--- MATERIAL FOR THE TASK Enclosed Below ---

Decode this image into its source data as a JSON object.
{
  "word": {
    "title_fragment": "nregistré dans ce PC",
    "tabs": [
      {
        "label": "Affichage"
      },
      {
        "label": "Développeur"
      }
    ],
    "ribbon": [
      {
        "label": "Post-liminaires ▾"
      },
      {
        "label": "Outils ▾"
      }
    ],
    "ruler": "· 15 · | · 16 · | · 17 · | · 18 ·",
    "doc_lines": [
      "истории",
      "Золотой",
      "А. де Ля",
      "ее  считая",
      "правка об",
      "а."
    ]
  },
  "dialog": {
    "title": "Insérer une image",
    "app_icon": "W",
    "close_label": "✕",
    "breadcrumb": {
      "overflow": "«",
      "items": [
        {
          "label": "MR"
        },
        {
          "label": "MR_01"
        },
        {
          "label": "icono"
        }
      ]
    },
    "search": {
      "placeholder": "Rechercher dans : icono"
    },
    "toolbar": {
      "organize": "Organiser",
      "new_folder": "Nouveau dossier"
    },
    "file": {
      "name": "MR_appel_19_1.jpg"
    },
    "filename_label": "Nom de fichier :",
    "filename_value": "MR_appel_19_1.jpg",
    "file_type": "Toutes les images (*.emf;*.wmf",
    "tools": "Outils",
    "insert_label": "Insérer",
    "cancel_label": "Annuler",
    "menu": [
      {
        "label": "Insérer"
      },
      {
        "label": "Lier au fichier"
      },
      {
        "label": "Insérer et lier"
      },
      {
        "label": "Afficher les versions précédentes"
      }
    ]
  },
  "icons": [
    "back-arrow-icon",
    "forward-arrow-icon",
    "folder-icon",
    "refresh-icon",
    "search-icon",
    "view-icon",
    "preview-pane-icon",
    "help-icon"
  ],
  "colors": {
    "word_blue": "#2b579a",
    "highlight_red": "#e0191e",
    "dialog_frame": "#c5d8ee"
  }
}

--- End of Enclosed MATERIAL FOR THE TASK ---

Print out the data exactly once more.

Decode this image into its source data as a JSON object.
{
  "word": {
    "title_fragment": "nregistré dans ce PC",
    "tabs": [
      {
        "label": "Affichage"
      },
      {
        "label": "Développeur"
      }
    ],
    "ribbon": [
      {
        "label": "Post-liminaires ▾"
      },
      {
        "label": "Outils ▾"
      }
    ],
    "ruler": "· 15 · | · 16 · | · 17 · | · 18 ·",
    "doc_lines": [
      "истории",
      "Золотой",
      "А. де Ля",
      "ее  считая",
      "правка об",
      "а."
    ]
  },
  "dialog": {
    "title": "Insérer une image",
    "app_icon": "W",
    "close_label": "✕",
    "breadcrumb": {
      "overflow": "«",
      "items": [
        {
          "label": "MR"
        },
        {
          "label": "MR_01"
        },
        {
          "label": "icono"
        }
      ]
    },
    "search": {
      "placeholder": "Rechercher dans : icono"
    },
    "toolbar": {
      "organize": "Organiser",
      "new_folder": "Nouveau dossier"
    },
    "file": {
      "name": "MR_appel_19_1.jpg"
    },
    "filename_label": "Nom de fichier :",
    "filename_value": "MR_appel_19_1.jpg",
    "file_type": "Toutes les images (*.emf;*.wmf",
    "tools": "Outils",
    "insert_label": "Insérer",
    "cancel_label": "Annuler",
    "menu": [
      {
        "label": "Insérer"
      },
      {
        "label": "Lier au fichier"
      },
      {
        "label": "Insérer et lier"
      },
      {
        "label": "Afficher les versions précédentes"
      }
    ]
  },
  "icons": [
    "back-arrow-icon",
    "forward-arrow-icon",
    "folder-icon",
    "refresh-icon",
    "search-icon",
    "view-icon",
    "preview-pane-icon",
    "help-icon"
  ],
  "colors": {
    "word_blue": "#2b579a",
    "highlight_red": "#e0191e",
    "dialog_frame": "#c5d8ee"
  }
}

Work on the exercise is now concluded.